▸ Work to complete
Return all records exactly. Nothing may be added.

(Records from a data source)
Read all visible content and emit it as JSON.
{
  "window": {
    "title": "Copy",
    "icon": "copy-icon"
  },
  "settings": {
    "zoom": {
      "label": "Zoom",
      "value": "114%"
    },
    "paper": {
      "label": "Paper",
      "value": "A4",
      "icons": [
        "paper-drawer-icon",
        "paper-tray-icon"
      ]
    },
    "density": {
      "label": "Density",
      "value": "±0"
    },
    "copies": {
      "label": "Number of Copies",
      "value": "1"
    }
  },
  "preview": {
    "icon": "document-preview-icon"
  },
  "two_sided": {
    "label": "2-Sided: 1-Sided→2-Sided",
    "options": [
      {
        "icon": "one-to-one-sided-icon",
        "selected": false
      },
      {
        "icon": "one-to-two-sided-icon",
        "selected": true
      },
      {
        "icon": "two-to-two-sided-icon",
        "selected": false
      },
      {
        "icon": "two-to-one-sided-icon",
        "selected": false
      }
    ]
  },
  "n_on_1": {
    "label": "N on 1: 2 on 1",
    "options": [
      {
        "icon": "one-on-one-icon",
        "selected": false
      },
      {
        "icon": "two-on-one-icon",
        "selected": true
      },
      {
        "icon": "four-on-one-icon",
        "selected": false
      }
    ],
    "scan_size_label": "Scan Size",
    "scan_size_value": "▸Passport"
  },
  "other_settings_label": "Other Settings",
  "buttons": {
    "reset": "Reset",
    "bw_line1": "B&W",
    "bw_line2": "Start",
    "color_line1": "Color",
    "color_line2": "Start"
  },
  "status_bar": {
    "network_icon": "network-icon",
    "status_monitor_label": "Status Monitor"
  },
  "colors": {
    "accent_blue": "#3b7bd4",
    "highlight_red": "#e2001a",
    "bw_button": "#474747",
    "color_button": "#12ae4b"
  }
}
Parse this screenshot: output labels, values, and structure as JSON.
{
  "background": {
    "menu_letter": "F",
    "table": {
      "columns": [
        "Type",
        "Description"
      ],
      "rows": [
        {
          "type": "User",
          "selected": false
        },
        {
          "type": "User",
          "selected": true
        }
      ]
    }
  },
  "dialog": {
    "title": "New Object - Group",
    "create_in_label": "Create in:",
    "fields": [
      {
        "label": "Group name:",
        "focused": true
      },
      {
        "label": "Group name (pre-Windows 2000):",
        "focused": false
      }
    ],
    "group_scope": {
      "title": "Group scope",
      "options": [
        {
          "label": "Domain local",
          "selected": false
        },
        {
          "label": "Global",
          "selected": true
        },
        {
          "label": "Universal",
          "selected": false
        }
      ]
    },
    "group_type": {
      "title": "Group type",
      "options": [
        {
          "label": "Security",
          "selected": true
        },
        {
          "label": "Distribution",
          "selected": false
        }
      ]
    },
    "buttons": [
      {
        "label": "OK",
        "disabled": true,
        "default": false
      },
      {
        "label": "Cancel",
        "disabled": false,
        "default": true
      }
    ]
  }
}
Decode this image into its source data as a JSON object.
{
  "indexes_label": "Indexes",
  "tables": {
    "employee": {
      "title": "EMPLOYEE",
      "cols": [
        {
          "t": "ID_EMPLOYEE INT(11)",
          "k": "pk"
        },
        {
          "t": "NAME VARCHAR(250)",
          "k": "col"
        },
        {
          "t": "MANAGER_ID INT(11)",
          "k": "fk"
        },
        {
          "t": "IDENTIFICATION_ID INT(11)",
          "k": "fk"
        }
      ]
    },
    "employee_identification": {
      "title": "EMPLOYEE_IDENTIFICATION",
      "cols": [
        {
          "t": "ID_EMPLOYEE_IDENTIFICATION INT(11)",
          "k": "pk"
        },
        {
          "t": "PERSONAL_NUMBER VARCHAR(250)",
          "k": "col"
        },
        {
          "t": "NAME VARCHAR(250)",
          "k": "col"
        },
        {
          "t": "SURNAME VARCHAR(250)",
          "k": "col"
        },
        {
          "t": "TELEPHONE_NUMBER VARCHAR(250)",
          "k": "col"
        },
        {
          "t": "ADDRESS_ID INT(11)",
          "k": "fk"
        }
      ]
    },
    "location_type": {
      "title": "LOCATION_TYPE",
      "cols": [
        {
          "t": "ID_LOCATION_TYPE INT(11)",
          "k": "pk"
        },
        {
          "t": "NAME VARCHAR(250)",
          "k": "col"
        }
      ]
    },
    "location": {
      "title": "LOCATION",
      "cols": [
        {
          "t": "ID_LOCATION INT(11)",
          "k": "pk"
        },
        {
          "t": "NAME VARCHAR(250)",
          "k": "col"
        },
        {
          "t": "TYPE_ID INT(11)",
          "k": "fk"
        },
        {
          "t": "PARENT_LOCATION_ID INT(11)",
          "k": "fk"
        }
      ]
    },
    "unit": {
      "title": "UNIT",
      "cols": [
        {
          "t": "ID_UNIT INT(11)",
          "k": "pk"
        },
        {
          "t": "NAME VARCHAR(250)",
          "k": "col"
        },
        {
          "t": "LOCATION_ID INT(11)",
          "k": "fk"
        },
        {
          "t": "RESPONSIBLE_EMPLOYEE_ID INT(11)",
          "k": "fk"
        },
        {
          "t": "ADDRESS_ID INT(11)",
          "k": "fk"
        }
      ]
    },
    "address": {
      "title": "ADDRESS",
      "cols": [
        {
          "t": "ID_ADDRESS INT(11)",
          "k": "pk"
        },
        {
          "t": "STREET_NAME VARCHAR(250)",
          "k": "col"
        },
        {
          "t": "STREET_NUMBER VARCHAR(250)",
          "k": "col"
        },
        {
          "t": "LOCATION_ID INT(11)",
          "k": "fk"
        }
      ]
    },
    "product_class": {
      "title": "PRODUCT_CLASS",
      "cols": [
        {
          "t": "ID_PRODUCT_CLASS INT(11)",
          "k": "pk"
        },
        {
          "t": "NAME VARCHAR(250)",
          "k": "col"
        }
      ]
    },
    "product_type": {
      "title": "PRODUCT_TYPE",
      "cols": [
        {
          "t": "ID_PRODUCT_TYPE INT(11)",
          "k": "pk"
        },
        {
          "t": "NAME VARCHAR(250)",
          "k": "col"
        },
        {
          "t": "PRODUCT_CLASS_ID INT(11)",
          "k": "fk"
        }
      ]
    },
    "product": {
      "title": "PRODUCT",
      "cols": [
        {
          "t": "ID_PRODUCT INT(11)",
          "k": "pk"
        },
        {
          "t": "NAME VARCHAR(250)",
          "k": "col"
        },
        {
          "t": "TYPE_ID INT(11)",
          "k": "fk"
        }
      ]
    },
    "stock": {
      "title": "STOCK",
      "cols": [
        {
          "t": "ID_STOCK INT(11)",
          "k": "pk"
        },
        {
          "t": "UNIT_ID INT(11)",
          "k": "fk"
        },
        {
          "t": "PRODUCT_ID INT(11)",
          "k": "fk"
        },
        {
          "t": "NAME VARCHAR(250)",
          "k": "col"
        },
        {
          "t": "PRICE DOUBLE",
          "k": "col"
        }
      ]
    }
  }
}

▸ Response to this task
Read all visible content and emit it as JSON.
{
  "window": {
    "title": "Copy",
    "icon": "copy-icon"
  },
  "settings": {
    "zoom": {
      "label": "Zoom",
      "value": "114%"
    },
    "paper": {
      "label": "Paper",
      "value": "A4",
      "icons": [
        "paper-drawer-icon",
        "paper-tray-icon"
      ]
    },
    "density": {
      "label": "Density",
      "value": "±0"
    },
    "copies": {
      "label": "Number of Copies",
      "value": "1"
    }
  },
  "preview": {
    "icon": "document-preview-icon"
  },
  "two_sided": {
    "label": "2-Sided: 1-Sided→2-Sided",
    "options": [
      {
        "icon": "one-to-one-sided-icon",
        "selected": false
      },
      {
        "icon": "one-to-two-sided-icon",
        "selected": true
      },
      {
        "icon": "two-to-two-sided-icon",
        "selected": false
      },
      {
        "icon": "two-to-one-sided-icon",
        "selected": false
      }
    ]
  },
  "n_on_1": {
    "label": "N on 1: 2 on 1",
    "options": [
      {
        "icon": "one-on-one-icon",
        "selected": false
      },
      {
        "icon": "two-on-one-icon",
        "selected": true
      },
      {
        "icon": "four-on-one-icon",
        "selected": false
      }
    ],
    "scan_size_label": "Scan Size",
    "scan_size_value": "▸Passport"
  },
  "other_settings_label": "Other Settings",
  "buttons": {
    "reset": "Reset",
    "bw_line1": "B&W",
    "bw_line2": "Start",
    "color_line1": "Color",
    "color_line2": "Start"
  },
  "status_bar": {
    "network_icon": "network-icon",
    "status_monitor_label": "Status Monitor"
  },
  "colors": {
    "accent_blue": "#3b7bd4",
    "highlight_red": "#e2001a",
    "bw_button": "#474747",
    "color_button": "#12ae4b"
  }
}
Parse this screenshot: output labels, values, and structure as JSON.
{
  "background": {
    "menu_letter": "F",
    "table": {
      "columns": [
        "Type",
        "Description"
      ],
      "rows": [
        {
          "type": "User",
          "selected": false
        },
        {
          "type": "User",
          "selected": true
        }
      ]
    }
  },
  "dialog": {
    "title": "New Object - Group",
    "create_in_label": "Create in:",
    "fields": [
      {
        "label": "Group name:",
        "focused": true
      },
      {
        "label": "Group name (pre-Windows 2000):",
        "focused": false
      }
    ],
    "group_scope": {
      "title": "Group scope",
      "options": [
        {
          "label": "Domain local",
          "selected": false
        },
        {
          "label": "Global",
          "selected": true
        },
        {
          "label": "Universal",
          "selected": false
        }
      ]
    },
    "group_type": {
      "title": "Group type",
      "options": [
        {
          "label": "Security",
          "selected": true
        },
        {
          "label": "Distribution",
          "selected": false
        }
      ]
    },
    "buttons": [
      {
        "label": "OK",
        "disabled": true,
        "default": false
      },
      {
        "label": "Cancel",
        "disabled": false,
        "default": true
      }
    ]
  }
}
Decode this image into its source data as a JSON object.
{
  "indexes_label": "Indexes",
  "tables": {
    "employee": {
      "title": "EMPLOYEE",
      "cols": [
        {
          "t": "ID_EMPLOYEE INT(11)",
          "k": "pk"
        },
        {
          "t": "NAME VARCHAR(250)",
          "k": "col"
        },
        {
          "t": "MANAGER_ID INT(11)",
          "k": "fk"
        },
        {
          "t": "IDENTIFICATION_ID INT(11)",
          "k": "fk"
        }
      ]
    },
    "employee_identification": {
      "title": "EMPLOYEE_IDENTIFICATION",
      "cols": [
        {
          "t": "ID_EMPLOYEE_IDENTIFICATION INT(11)",
          "k": "pk"
        },
        {
          "t": "PERSONAL_NUMBER VARCHAR(250)",
          "k": "col"
        },
        {
          "t": "NAME VARCHAR(250)",
          "k": "col"
        },
        {
          "t": "SURNAME VARCHAR(250)",
          "k": "col"
        },
        {
          "t": "TELEPHONE_NUMBER VARCHAR(250)",
          "k": "col"
        },
        {
          "t": "ADDRESS_ID INT(11)",
          "k": "fk"
        }
      ]
    },
    "location_type": {
      "title": "LOCATION_TYPE",
      "cols": [
        {
          "t": "ID_LOCATION_TYPE INT(11)",
          "k": "pk"
        },
        {
          "t": "NAME VARCHAR(250)",
          "k": "col"
        }
      ]
    },
    "location": {
      "title": "LOCATION",
      "cols": [
        {
          "t": "ID_LOCATION INT(11)",
          "k": "pk"
        },
        {
          "t": "NAME VARCHAR(250)",
          "k": "col"
        },
        {
          "t": "TYPE_ID INT(11)",
          "k": "fk"
        },
        {
          "t": "PARENT_LOCATION_ID INT(11)",
          "k": "fk"
        }
      ]
    },
    "unit": {
      "title": "UNIT",
      "cols": [
        {
          "t": "ID_UNIT INT(11)",
          "k": "pk"
        },
        {
          "t": "NAME VARCHAR(250)",
          "k": "col"
        },
        {
          "t": "LOCATION_ID INT(11)",
          "k": "fk"
        },
        {
          "t": "RESPONSIBLE_EMPLOYEE_ID INT(11)",
          "k": "fk"
        },
        {
          "t": "ADDRESS_ID INT(11)",
          "k": "fk"
        }
      ]
    },
    "address": {
      "title": "ADDRESS",
      "cols": [
        {
          "t": "ID_ADDRESS INT(11)",
          "k": "pk"
        },
        {
          "t": "STREET_NAME VARCHAR(250)",
          "k": "col"
        },
        {
          "t": "STREET_NUMBER VARCHAR(250)",
          "k": "col"
        },
        {
          "t": "LOCATION_ID INT(11)",
          "k": "fk"
        }
      ]
    },
    "product_class": {
      "title": "PRODUCT_CLASS",
      "cols": [
        {
          "t": "ID_PRODUCT_CLASS INT(11)",
          "k": "pk"
        },
        {
          "t": "NAME VARCHAR(250)",
          "k": "col"
        }
      ]
    },
    "product_type": {
      "title": "PRODUCT_TYPE",
      "cols": [
        {
          "t": "ID_PRODUCT_TYPE INT(11)",
          "k": "pk"
        },
        {
          "t": "NAME VARCHAR(250)",
          "k": "col"
        },
        {
          "t": "PRODUCT_CLASS_ID INT(11)",
          "k": "fk"
        }
      ]
    },
    "product": {
      "title": "PRODUCT",
      "cols": [
        {
          "t": "ID_PRODUCT INT(11)",
          "k": "pk"
        },
        {
          "t": "NAME VARCHAR(250)",
          "k": "col"
        },
        {
          "t": "TYPE_ID INT(11)",
          "k": "fk"
        }
      ]
    },
    "stock": {
      "title": "STOCK",
      "cols": [
        {
          "t": "ID_STOCK INT(11)",
          "k": "pk"
        },
        {
          "t": "UNIT_ID INT(11)",
          "k": "fk"
        },
        {
          "t": "PRODUCT_ID INT(11)",
          "k": "fk"
        },
        {
          "t": "NAME VARCHAR(250)",
          "k": "col"
        },
        {
          "t": "PRICE DOUBLE",
          "k": "col"
        }
      ]
    }
  }
}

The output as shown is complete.